PROBLEM DESCRIPTION: Reproduce every record verbatim but drop the pictures.

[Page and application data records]
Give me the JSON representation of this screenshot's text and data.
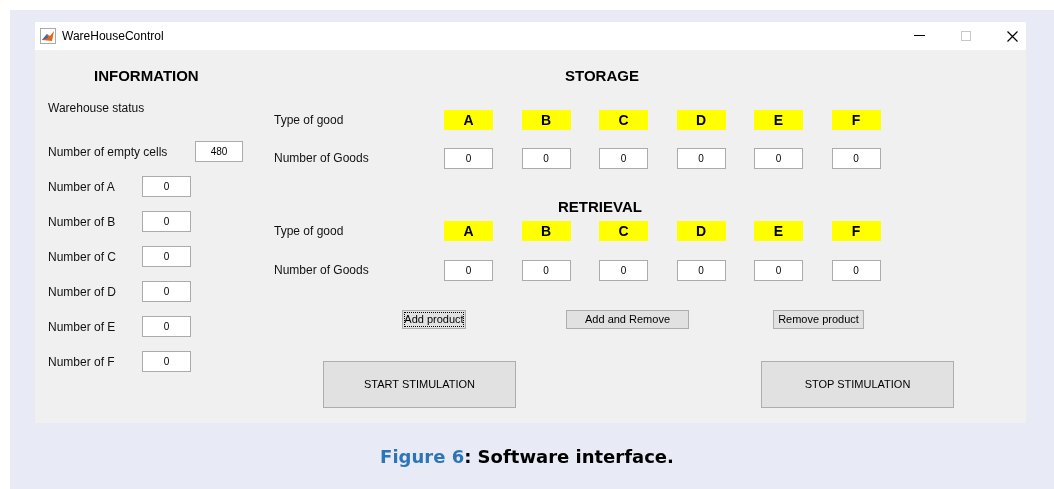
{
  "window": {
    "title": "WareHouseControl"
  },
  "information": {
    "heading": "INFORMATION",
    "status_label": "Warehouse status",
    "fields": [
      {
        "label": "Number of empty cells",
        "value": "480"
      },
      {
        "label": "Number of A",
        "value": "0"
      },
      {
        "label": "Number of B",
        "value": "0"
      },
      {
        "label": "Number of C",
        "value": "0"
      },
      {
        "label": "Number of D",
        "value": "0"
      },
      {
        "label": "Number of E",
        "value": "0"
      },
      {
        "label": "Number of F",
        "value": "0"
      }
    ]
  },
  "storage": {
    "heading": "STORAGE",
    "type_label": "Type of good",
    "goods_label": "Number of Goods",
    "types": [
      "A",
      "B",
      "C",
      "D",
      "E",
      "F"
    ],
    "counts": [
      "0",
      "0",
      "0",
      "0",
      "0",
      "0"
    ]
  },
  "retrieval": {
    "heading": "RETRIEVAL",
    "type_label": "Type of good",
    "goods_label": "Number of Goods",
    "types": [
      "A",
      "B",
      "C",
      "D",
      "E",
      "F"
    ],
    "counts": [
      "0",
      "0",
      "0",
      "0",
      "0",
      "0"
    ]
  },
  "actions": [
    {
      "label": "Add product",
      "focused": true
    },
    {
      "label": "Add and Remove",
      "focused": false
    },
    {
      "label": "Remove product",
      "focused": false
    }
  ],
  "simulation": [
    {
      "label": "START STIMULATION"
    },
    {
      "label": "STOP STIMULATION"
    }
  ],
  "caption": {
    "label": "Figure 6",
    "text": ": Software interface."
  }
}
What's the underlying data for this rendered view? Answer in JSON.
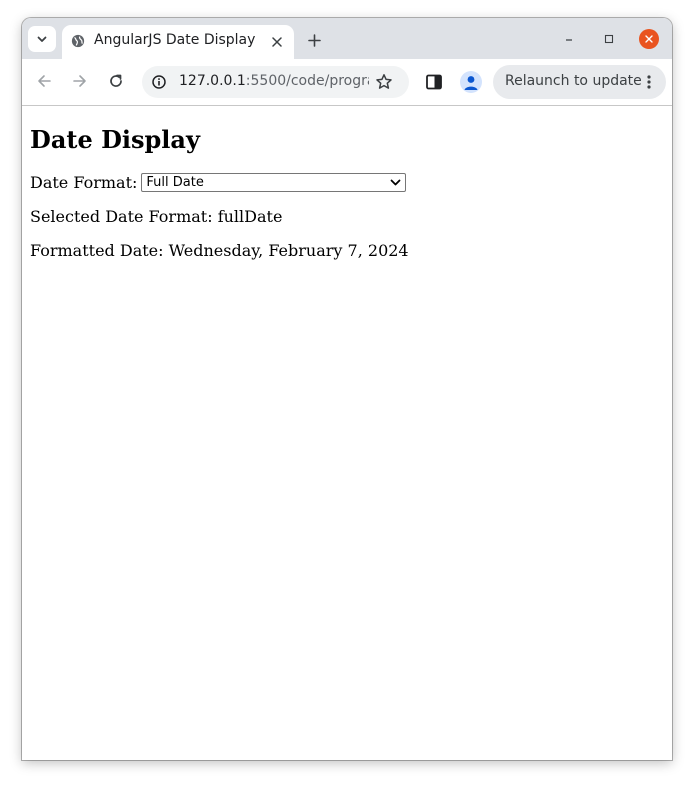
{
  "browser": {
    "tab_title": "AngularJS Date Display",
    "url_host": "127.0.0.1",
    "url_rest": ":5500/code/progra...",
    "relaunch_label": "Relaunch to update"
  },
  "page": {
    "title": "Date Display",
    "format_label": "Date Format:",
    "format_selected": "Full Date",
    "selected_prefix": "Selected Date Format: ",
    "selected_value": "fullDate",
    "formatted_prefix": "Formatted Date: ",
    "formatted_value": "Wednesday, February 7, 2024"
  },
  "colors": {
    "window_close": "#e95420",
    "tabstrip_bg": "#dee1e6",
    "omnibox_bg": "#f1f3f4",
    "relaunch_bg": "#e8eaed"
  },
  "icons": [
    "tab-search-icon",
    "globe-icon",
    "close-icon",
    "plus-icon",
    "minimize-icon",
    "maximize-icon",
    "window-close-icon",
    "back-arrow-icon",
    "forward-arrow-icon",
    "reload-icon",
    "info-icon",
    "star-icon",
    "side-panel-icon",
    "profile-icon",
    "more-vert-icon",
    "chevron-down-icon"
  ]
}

WRITTEN RESPONSE:
Give me the JSON representation of this screenshot's text and data.
{
  "window": {
    "title": "WareHouseControl"
  },
  "information": {
    "heading": "INFORMATION",
    "status_label": "Warehouse status",
    "fields": [
      {
        "label": "Number of empty cells",
        "value": "480"
      },
      {
        "label": "Number of A",
        "value": "0"
      },
      {
        "label": "Number of B",
        "value": "0"
      },
      {
        "label": "Number of C",
        "value": "0"
      },
      {
        "label": "Number of D",
        "value": "0"
      },
      {
        "label": "Number of E",
        "value": "0"
      },
      {
        "label": "Number of F",
        "value": "0"
      }
    ]
  },
  "storage": {
    "heading": "STORAGE",
    "type_label": "Type of good",
    "goods_label": "Number of Goods",
    "types": [
      "A",
      "B",
      "C",
      "D",
      "E",
      "F"
    ],
    "counts": [
      "0",
      "0",
      "0",
      "0",
      "0",
      "0"
    ]
  },
  "retrieval": {
    "heading": "RETRIEVAL",
    "type_label": "Type of good",
    "goods_label": "Number of Goods",
    "types": [
      "A",
      "B",
      "C",
      "D",
      "E",
      "F"
    ],
    "counts": [
      "0",
      "0",
      "0",
      "0",
      "0",
      "0"
    ]
  },
  "actions": [
    {
      "label": "Add product",
      "focused": true
    },
    {
      "label": "Add and Remove",
      "focused": false
    },
    {
      "label": "Remove product",
      "focused": false
    }
  ],
  "simulation": [
    {
      "label": "START STIMULATION"
    },
    {
      "label": "STOP STIMULATION"
    }
  ],
  "caption": {
    "label": "Figure 6",
    "text": ": Software interface."
  }
}
What's the underlying data for this rendered view? Answer in JSON.
{
  "browser": {
    "tab_title": "AngularJS Date Display",
    "url_host": "127.0.0.1",
    "url_rest": ":5500/code/progra...",
    "relaunch_label": "Relaunch to update"
  },
  "page": {
    "title": "Date Display",
    "format_label": "Date Format:",
    "format_selected": "Full Date",
    "selected_prefix": "Selected Date Format: ",
    "selected_value": "fullDate",
    "formatted_prefix": "Formatted Date: ",
    "formatted_value": "Wednesday, February 7, 2024"
  },
  "colors": {
    "window_close": "#e95420",
    "tabstrip_bg": "#dee1e6",
    "omnibox_bg": "#f1f3f4",
    "relaunch_bg": "#e8eaed"
  },
  "icons": [
    "tab-search-icon",
    "globe-icon",
    "close-icon",
    "plus-icon",
    "minimize-icon",
    "maximize-icon",
    "window-close-icon",
    "back-arrow-icon",
    "forward-arrow-icon",
    "reload-icon",
    "info-icon",
    "star-icon",
    "side-panel-icon",
    "profile-icon",
    "more-vert-icon",
    "chevron-down-icon"
  ]
}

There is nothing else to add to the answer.